A study conducted by the University of Ruskin in England found that the presence of clods in the soil reduced the chances of germination of clover by 27 percent and that of stalk length by 28 percent – the BBC news portal.
In the case of grass, the previous 10, the latter was 13 percent smaller.
It is estimated that 4.5 thousand billion bullets are thrown out every year in the world, the most widespread plastic grain.
Most butts contain a biofuel, cellulose acetate fiber filter.
Researchers have found that the filter of non-absorbed cigarettes has almost the same effect on plant life as the filters used, suggesting that the damage is caused by the filter itself, without the toxins from the burning of tobacco.
As part of the research published in the latest issue of Ecotoxicology and Environmental Safety, scientists gathered samples from areas around Cambridge and found that up to 128 bits per square meter could be found.

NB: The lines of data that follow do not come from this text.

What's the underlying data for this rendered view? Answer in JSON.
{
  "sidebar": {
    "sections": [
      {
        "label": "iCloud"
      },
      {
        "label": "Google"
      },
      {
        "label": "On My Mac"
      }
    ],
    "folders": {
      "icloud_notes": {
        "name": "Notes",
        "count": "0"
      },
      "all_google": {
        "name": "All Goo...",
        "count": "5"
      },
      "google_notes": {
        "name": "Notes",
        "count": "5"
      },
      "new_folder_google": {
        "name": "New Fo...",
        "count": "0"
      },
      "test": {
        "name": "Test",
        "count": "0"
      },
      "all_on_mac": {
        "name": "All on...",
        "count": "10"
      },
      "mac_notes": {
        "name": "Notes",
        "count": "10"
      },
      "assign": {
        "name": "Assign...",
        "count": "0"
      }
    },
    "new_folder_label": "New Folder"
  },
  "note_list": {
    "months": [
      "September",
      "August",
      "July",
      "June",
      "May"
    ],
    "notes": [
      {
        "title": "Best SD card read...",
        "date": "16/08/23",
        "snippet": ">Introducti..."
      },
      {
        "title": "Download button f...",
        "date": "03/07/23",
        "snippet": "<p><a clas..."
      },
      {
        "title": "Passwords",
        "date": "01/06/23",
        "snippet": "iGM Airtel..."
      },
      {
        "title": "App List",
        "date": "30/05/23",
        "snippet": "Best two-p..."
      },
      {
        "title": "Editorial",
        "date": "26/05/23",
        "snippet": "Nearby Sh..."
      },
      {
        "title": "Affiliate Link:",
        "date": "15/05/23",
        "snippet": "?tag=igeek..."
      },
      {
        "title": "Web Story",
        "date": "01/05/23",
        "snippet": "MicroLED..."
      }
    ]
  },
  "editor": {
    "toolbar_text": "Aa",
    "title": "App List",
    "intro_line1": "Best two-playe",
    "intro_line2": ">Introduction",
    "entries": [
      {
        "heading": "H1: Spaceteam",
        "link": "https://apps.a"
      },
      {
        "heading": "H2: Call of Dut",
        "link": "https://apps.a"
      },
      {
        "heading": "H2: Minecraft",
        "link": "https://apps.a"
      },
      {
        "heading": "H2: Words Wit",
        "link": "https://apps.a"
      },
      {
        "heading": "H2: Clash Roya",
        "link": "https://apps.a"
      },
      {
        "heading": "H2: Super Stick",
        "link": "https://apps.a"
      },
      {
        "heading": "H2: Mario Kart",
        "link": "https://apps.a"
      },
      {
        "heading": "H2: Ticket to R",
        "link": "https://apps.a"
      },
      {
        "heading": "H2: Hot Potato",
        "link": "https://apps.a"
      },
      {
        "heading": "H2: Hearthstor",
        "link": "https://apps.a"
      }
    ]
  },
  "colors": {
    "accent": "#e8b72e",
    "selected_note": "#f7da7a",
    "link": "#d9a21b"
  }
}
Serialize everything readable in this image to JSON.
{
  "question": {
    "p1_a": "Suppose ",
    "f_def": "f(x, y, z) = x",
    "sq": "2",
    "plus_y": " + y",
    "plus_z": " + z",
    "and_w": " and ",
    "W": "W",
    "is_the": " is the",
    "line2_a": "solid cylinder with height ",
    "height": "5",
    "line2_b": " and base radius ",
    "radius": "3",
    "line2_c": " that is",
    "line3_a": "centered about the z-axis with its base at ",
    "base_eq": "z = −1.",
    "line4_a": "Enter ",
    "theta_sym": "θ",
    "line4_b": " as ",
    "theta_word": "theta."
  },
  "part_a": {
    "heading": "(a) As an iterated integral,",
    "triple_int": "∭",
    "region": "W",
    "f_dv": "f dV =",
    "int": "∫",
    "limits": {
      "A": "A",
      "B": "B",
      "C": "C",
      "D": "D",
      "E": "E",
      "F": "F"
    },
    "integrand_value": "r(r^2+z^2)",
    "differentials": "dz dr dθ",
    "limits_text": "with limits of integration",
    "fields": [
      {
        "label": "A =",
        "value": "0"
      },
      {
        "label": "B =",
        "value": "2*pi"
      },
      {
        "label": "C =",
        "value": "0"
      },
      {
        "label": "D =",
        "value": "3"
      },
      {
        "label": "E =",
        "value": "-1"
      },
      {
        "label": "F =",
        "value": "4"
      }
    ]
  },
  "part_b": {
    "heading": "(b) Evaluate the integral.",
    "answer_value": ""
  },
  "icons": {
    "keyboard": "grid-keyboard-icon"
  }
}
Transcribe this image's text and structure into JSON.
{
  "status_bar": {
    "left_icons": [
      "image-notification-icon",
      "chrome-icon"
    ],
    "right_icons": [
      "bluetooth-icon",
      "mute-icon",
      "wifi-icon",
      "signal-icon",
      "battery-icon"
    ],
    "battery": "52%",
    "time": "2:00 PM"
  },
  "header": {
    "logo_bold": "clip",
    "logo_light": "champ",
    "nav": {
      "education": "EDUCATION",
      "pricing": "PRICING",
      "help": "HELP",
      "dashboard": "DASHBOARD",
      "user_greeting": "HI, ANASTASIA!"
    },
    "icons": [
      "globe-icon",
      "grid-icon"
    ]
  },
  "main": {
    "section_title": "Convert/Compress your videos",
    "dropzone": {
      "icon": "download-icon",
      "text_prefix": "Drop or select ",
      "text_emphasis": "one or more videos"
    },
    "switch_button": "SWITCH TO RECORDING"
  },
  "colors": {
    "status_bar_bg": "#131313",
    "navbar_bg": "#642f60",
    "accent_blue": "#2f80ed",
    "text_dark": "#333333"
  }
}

Dannielle Green, a biologist at the head of research, said that although the sight of discarded butts is commonplace, they are the first study to investigate how plant life is affected by the remnants of cigarettes.
“We have found that it reduces the chances of clover and grass germination, shortens the length of the stem, reduces the weight of the clover root by more than half,” the scientist said.

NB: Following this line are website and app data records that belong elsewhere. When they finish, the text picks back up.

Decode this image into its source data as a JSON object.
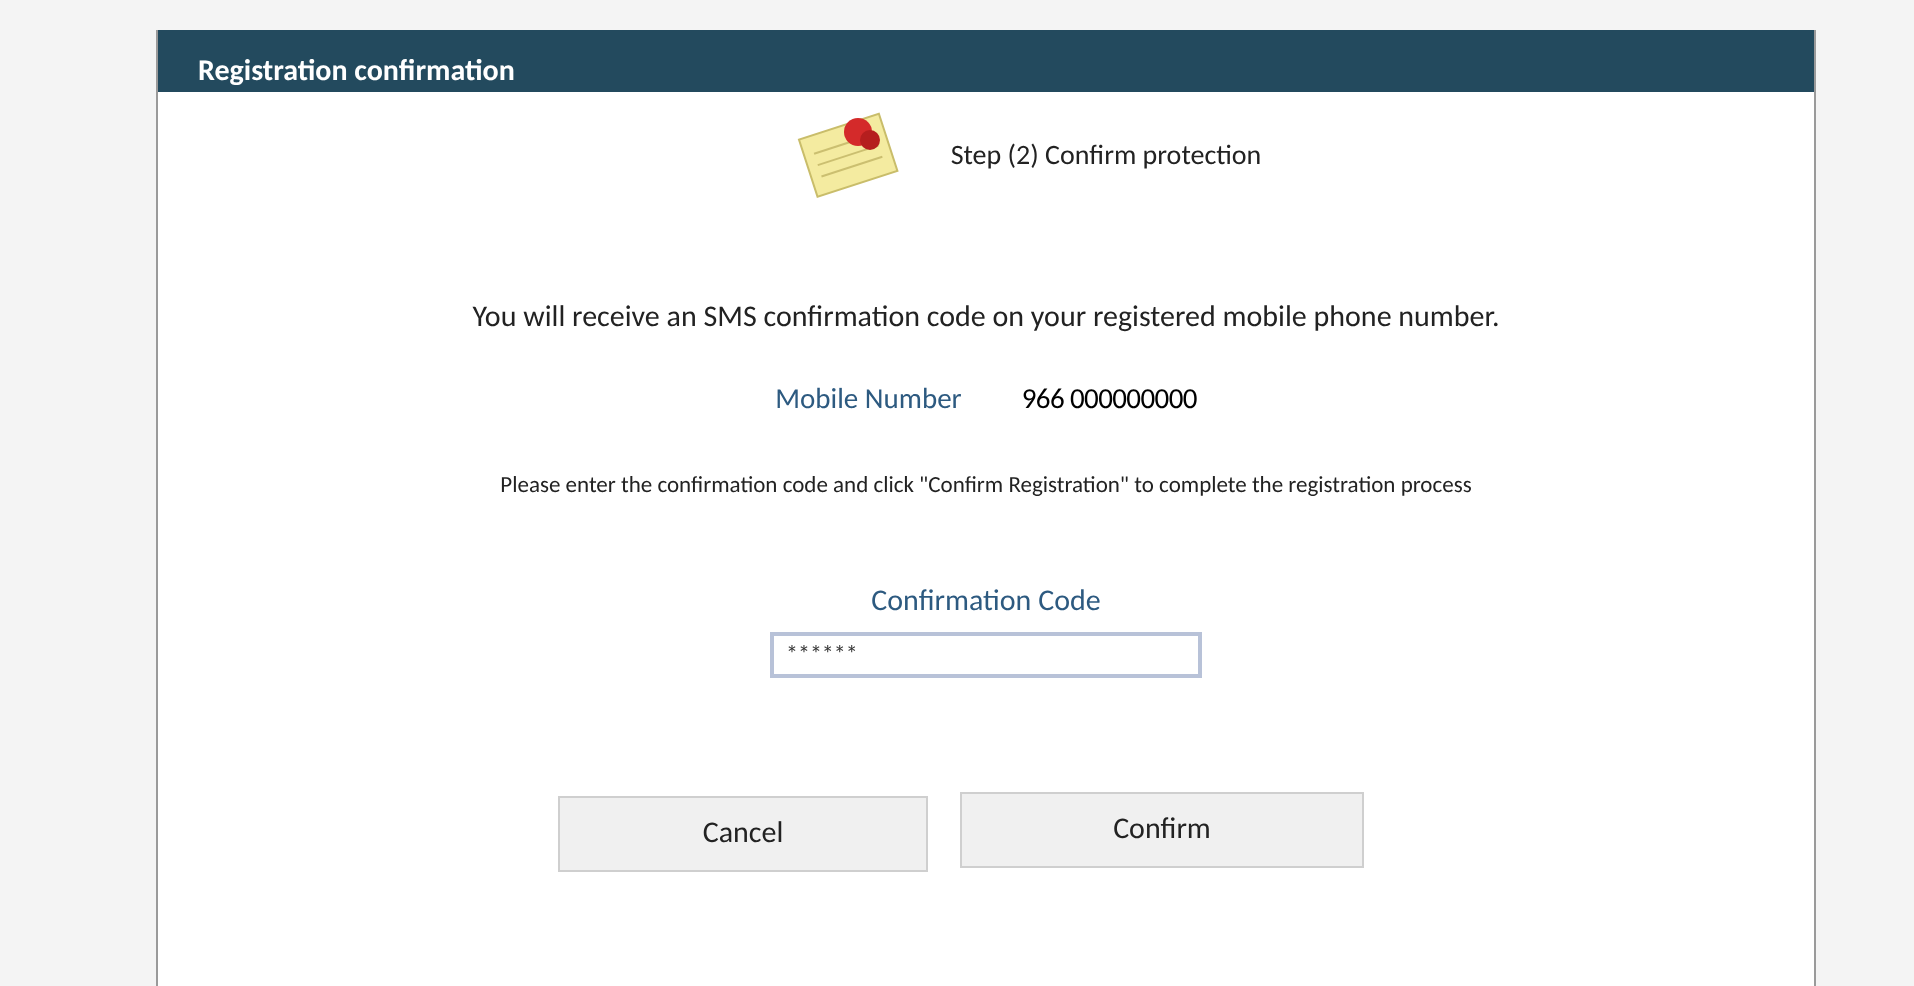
{
  "window": {
    "title": "Registration confirmation"
  },
  "step": {
    "label": "Step (2) Confirm protection"
  },
  "message": "You will receive an SMS confirmation code on your registered mobile phone number.",
  "mobile": {
    "label": "Mobile Number",
    "value": "966 000000000"
  },
  "instruction": "Please enter the confirmation code and click \"Confirm Registration\" to complete the registration process",
  "code_field": {
    "label": "Confirmation Code",
    "value": "******"
  },
  "buttons": [
    "Cancel",
    "Confirm"
  ]
}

“The two investigated plants, the grass of the grass and the white here are important feeds, but they are common in urban parks, green areas as well.
The decomposition of the filter may take up to a decade.
The co-author of the study, Bas Boots, added that while further research is needed, we believe that damage to the chemical composition of the filter can be attributed.
“Biopharmaceuticals make the filter more flexible, they can be washed out into the soil and damage plant life at the outset,” he explained.